PROMPT:
Provide a verbatim copy of the data below.

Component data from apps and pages
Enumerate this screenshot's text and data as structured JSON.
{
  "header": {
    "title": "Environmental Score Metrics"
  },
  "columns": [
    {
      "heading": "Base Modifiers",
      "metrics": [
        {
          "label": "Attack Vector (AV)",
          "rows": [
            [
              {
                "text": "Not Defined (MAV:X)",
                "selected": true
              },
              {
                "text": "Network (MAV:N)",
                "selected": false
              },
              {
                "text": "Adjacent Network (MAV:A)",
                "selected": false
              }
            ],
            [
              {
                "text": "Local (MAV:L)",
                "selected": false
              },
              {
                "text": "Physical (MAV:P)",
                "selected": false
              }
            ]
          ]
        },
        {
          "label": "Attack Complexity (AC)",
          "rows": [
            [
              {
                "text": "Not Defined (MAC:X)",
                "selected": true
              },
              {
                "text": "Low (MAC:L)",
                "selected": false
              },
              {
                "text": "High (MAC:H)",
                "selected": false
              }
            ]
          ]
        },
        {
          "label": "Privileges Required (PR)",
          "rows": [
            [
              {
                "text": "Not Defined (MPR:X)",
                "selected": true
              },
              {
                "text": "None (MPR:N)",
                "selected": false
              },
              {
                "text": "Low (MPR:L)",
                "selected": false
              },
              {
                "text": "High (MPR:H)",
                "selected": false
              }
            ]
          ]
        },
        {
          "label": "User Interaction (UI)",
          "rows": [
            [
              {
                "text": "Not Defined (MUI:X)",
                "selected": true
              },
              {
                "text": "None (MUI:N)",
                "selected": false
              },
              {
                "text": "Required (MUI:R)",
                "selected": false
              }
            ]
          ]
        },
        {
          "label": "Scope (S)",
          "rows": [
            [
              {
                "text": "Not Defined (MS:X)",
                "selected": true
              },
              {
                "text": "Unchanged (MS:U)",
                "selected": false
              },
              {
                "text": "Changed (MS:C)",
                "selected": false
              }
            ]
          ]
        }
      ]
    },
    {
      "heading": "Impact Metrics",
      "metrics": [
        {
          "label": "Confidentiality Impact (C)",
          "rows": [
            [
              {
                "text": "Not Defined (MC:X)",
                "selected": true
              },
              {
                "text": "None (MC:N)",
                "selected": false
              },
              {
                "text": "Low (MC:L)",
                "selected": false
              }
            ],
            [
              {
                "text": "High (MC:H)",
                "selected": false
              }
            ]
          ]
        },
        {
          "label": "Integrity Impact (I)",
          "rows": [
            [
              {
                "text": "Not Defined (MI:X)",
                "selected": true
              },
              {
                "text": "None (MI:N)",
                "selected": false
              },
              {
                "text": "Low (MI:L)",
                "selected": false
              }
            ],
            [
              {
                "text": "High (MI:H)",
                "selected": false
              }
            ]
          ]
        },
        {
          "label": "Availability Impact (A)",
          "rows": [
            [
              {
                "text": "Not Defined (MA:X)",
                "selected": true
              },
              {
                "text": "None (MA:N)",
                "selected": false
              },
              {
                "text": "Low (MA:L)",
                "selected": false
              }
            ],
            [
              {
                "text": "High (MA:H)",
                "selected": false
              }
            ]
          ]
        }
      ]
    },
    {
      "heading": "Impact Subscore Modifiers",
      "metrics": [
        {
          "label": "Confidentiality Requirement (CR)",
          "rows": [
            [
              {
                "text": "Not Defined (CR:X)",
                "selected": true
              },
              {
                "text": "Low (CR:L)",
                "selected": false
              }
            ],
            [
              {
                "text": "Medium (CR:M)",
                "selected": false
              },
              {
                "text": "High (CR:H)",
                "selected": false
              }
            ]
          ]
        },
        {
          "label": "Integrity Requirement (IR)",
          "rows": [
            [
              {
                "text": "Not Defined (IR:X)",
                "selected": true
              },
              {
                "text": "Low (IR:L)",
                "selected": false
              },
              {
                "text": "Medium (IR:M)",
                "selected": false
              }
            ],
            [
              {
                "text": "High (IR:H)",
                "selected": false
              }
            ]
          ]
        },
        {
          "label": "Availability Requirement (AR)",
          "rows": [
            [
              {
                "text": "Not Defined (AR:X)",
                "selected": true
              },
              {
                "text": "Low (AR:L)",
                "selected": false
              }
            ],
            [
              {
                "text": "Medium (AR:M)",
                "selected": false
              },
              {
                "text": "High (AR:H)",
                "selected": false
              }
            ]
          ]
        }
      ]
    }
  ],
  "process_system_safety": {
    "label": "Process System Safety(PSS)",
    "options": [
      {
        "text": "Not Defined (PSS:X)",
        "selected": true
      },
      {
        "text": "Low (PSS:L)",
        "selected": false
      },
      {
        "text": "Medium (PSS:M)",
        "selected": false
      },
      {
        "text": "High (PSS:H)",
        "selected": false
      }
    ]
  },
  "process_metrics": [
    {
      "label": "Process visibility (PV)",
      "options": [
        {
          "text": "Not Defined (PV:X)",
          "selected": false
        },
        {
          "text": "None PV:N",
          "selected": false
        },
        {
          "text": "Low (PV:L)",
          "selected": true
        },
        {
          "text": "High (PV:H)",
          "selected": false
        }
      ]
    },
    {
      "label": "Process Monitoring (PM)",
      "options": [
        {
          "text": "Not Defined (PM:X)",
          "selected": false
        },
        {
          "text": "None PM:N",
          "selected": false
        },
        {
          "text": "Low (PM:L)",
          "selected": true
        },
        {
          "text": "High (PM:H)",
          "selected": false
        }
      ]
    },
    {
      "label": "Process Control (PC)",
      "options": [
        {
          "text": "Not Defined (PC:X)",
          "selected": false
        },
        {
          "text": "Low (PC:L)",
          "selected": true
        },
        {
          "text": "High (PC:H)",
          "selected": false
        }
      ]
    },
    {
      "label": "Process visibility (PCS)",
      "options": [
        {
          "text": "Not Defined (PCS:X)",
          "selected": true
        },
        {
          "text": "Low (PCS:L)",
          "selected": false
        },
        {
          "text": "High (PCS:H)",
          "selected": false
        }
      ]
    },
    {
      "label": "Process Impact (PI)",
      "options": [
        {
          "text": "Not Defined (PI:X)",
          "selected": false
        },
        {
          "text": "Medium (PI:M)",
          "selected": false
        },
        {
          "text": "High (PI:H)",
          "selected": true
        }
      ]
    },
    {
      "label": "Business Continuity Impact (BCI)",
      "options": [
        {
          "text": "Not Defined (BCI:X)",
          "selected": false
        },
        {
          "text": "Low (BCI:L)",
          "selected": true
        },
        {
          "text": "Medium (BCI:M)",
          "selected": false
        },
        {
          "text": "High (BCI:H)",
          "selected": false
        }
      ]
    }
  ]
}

ANSWER TO THIS PROBLEM:
Enumerate this screenshot's text and data as structured JSON.
{
  "header": {
    "title": "Environmental Score Metrics"
  },
  "columns": [
    {
      "heading": "Base Modifiers",
      "metrics": [
        {
          "label": "Attack Vector (AV)",
          "rows": [
            [
              {
                "text": "Not Defined (MAV:X)",
                "selected": true
              },
              {
                "text": "Network (MAV:N)",
                "selected": false
              },
              {
                "text": "Adjacent Network (MAV:A)",
                "selected": false
              }
            ],
            [
              {
                "text": "Local (MAV:L)",
                "selected": false
              },
              {
                "text": "Physical (MAV:P)",
                "selected": false
              }
            ]
          ]
        },
        {
          "label": "Attack Complexity (AC)",
          "rows": [
            [
              {
                "text": "Not Defined (MAC:X)",
                "selected": true
              },
              {
                "text": "Low (MAC:L)",
                "selected": false
              },
              {
                "text": "High (MAC:H)",
                "selected": false
              }
            ]
          ]
        },
        {
          "label": "Privileges Required (PR)",
          "rows": [
            [
              {
                "text": "Not Defined (MPR:X)",
                "selected": true
              },
              {
                "text": "None (MPR:N)",
                "selected": false
              },
              {
                "text": "Low (MPR:L)",
                "selected": false
              },
              {
                "text": "High (MPR:H)",
                "selected": false
              }
            ]
          ]
        },
        {
          "label": "User Interaction (UI)",
          "rows": [
            [
              {
                "text": "Not Defined (MUI:X)",
                "selected": true
              },
              {
                "text": "None (MUI:N)",
                "selected": false
              },
              {
                "text": "Required (MUI:R)",
                "selected": false
              }
            ]
          ]
        },
        {
          "label": "Scope (S)",
          "rows": [
            [
              {
                "text": "Not Defined (MS:X)",
                "selected": true
              },
              {
                "text": "Unchanged (MS:U)",
                "selected": false
              },
              {
                "text": "Changed (MS:C)",
                "selected": false
              }
            ]
          ]
        }
      ]
    },
    {
      "heading": "Impact Metrics",
      "metrics": [
        {
          "label": "Confidentiality Impact (C)",
          "rows": [
            [
              {
                "text": "Not Defined (MC:X)",
                "selected": true
              },
              {
                "text": "None (MC:N)",
                "selected": false
              },
              {
                "text": "Low (MC:L)",
                "selected": false
              }
            ],
            [
              {
                "text": "High (MC:H)",
                "selected": false
              }
            ]
          ]
        },
        {
          "label": "Integrity Impact (I)",
          "rows": [
            [
              {
                "text": "Not Defined (MI:X)",
                "selected": true
              },
              {
                "text": "None (MI:N)",
                "selected": false
              },
              {
                "text": "Low (MI:L)",
                "selected": false
              }
            ],
            [
              {
                "text": "High (MI:H)",
                "selected": false
              }
            ]
          ]
        },
        {
          "label": "Availability Impact (A)",
          "rows": [
            [
              {
                "text": "Not Defined (MA:X)",
                "selected": true
              },
              {
                "text": "None (MA:N)",
                "selected": false
              },
              {
                "text": "Low (MA:L)",
                "selected": false
              }
            ],
            [
              {
                "text": "High (MA:H)",
                "selected": false
              }
            ]
          ]
        }
      ]
    },
    {
      "heading": "Impact Subscore Modifiers",
      "metrics": [
        {
          "label": "Confidentiality Requirement (CR)",
          "rows": [
            [
              {
                "text": "Not Defined (CR:X)",
                "selected": true
              },
              {
                "text": "Low (CR:L)",
                "selected": false
              }
            ],
            [
              {
                "text": "Medium (CR:M)",
                "selected": false
              },
              {
                "text": "High (CR:H)",
                "selected": false
              }
            ]
          ]
        },
        {
          "label": "Integrity Requirement (IR)",
          "rows": [
            [
              {
                "text": "Not Defined (IR:X)",
                "selected": true
              },
              {
                "text": "Low (IR:L)",
                "selected": false
              },
              {
                "text": "Medium (IR:M)",
                "selected": false
              }
            ],
            [
              {
                "text": "High (IR:H)",
                "selected": false
              }
            ]
          ]
        },
        {
          "label": "Availability Requirement (AR)",
          "rows": [
            [
              {
                "text": "Not Defined (AR:X)",
                "selected": true
              },
              {
                "text": "Low (AR:L)",
                "selected": false
              }
            ],
            [
              {
                "text": "Medium (AR:M)",
                "selected": false
              },
              {
                "text": "High (AR:H)",
                "selected": false
              }
            ]
          ]
        }
      ]
    }
  ],
  "process_system_safety": {
    "label": "Process System Safety(PSS)",
    "options": [
      {
        "text": "Not Defined (PSS:X)",
        "selected": true
      },
      {
        "text": "Low (PSS:L)",
        "selected": false
      },
      {
        "text": "Medium (PSS:M)",
        "selected": false
      },
      {
        "text": "High (PSS:H)",
        "selected": false
      }
    ]
  },
  "process_metrics": [
    {
      "label": "Process visibility (PV)",
      "options": [
        {
          "text": "Not Defined (PV:X)",
          "selected": false
        },
        {
          "text": "None PV:N",
          "selected": false
        },
        {
          "text": "Low (PV:L)",
          "selected": true
        },
        {
          "text": "High (PV:H)",
          "selected": false
        }
      ]
    },
    {
      "label": "Process Monitoring (PM)",
      "options": [
        {
          "text": "Not Defined (PM:X)",
          "selected": false
        },
        {
          "text": "None PM:N",
          "selected": false
        },
        {
          "text": "Low (PM:L)",
          "selected": true
        },
        {
          "text": "High (PM:H)",
          "selected": false
        }
      ]
    },
    {
      "label": "Process Control (PC)",
      "options": [
        {
          "text": "Not Defined (PC:X)",
          "selected": false
        },
        {
          "text": "Low (PC:L)",
          "selected": true
        },
        {
          "text": "High (PC:H)",
          "selected": false
        }
      ]
    },
    {
      "label": "Process visibility (PCS)",
      "options": [
        {
          "text": "Not Defined (PCS:X)",
          "selected": true
        },
        {
          "text": "Low (PCS:L)",
          "selected": false
        },
        {
          "text": "High (PCS:H)",
          "selected": false
        }
      ]
    },
    {
      "label": "Process Impact (PI)",
      "options": [
        {
          "text": "Not Defined (PI:X)",
          "selected": false
        },
        {
          "text": "Medium (PI:M)",
          "selected": false
        },
        {
          "text": "High (PI:H)",
          "selected": true
        }
      ]
    },
    {
      "label": "Business Continuity Impact (BCI)",
      "options": [
        {
          "text": "Not Defined (BCI:X)",
          "selected": false
        },
        {
          "text": "Low (BCI:L)",
          "selected": true
        },
        {
          "text": "Medium (BCI:M)",
          "selected": false
        },
        {
          "text": "High (BCI:H)",
          "selected": false
        }
      ]
    }
  ]
}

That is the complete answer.